◆ DATA FOR REVIEW
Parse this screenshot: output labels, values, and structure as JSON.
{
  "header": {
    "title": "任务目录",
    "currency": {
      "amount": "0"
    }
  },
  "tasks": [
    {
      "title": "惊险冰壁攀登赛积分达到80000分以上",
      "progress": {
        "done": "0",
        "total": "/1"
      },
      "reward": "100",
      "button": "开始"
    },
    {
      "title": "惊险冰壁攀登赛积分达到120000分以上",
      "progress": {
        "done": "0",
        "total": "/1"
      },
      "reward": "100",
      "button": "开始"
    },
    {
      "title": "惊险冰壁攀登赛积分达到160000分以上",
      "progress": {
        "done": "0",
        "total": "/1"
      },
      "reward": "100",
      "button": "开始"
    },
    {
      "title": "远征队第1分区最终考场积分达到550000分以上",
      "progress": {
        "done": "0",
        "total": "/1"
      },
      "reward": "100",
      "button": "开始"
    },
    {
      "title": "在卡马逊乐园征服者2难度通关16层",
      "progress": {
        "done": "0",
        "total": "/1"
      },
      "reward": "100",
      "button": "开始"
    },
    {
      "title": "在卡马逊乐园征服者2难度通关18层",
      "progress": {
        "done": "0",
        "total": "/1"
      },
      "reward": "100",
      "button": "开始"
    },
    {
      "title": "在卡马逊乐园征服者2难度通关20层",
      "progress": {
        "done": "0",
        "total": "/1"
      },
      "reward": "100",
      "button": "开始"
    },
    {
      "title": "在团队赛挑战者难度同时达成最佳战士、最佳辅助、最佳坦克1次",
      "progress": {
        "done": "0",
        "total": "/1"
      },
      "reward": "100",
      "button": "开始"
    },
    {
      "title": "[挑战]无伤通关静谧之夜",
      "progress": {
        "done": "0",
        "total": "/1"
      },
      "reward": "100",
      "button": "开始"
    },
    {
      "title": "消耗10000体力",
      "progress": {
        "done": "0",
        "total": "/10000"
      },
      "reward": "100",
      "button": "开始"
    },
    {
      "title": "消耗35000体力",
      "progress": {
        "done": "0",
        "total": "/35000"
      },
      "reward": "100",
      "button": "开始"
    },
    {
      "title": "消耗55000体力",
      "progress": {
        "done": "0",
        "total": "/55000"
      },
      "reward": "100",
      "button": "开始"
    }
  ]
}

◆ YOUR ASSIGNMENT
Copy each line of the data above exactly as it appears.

◆ ANSWER TO THIS EXERCISE
Parse this screenshot: output labels, values, and structure as JSON.
{
  "header": {
    "title": "任务目录",
    "currency": {
      "amount": "0"
    }
  },
  "tasks": [
    {
      "title": "惊险冰壁攀登赛积分达到80000分以上",
      "progress": {
        "done": "0",
        "total": "/1"
      },
      "reward": "100",
      "button": "开始"
    },
    {
      "title": "惊险冰壁攀登赛积分达到120000分以上",
      "progress": {
        "done": "0",
        "total": "/1"
      },
      "reward": "100",
      "button": "开始"
    },
    {
      "title": "惊险冰壁攀登赛积分达到160000分以上",
      "progress": {
        "done": "0",
        "total": "/1"
      },
      "reward": "100",
      "button": "开始"
    },
    {
      "title": "远征队第1分区最终考场积分达到550000分以上",
      "progress": {
        "done": "0",
        "total": "/1"
      },
      "reward": "100",
      "button": "开始"
    },
    {
      "title": "在卡马逊乐园征服者2难度通关16层",
      "progress": {
        "done": "0",
        "total": "/1"
      },
      "reward": "100",
      "button": "开始"
    },
    {
      "title": "在卡马逊乐园征服者2难度通关18层",
      "progress": {
        "done": "0",
        "total": "/1"
      },
      "reward": "100",
      "button": "开始"
    },
    {
      "title": "在卡马逊乐园征服者2难度通关20层",
      "progress": {
        "done": "0",
        "total": "/1"
      },
      "reward": "100",
      "button": "开始"
    },
    {
      "title": "在团队赛挑战者难度同时达成最佳战士、最佳辅助、最佳坦克1次",
      "progress": {
        "done": "0",
        "total": "/1"
      },
      "reward": "100",
      "button": "开始"
    },
    {
      "title": "[挑战]无伤通关静谧之夜",
      "progress": {
        "done": "0",
        "total": "/1"
      },
      "reward": "100",
      "button": "开始"
    },
    {
      "title": "消耗10000体力",
      "progress": {
        "done": "0",
        "total": "/10000"
      },
      "reward": "100",
      "button": "开始"
    },
    {
      "title": "消耗35000体力",
      "progress": {
        "done": "0",
        "total": "/35000"
      },
      "reward": "100",
      "button": "开始"
    },
    {
      "title": "消耗55000体力",
      "progress": {
        "done": "0",
        "total": "/55000"
      },
      "reward": "100",
      "button": "开始"
    }
  ]
}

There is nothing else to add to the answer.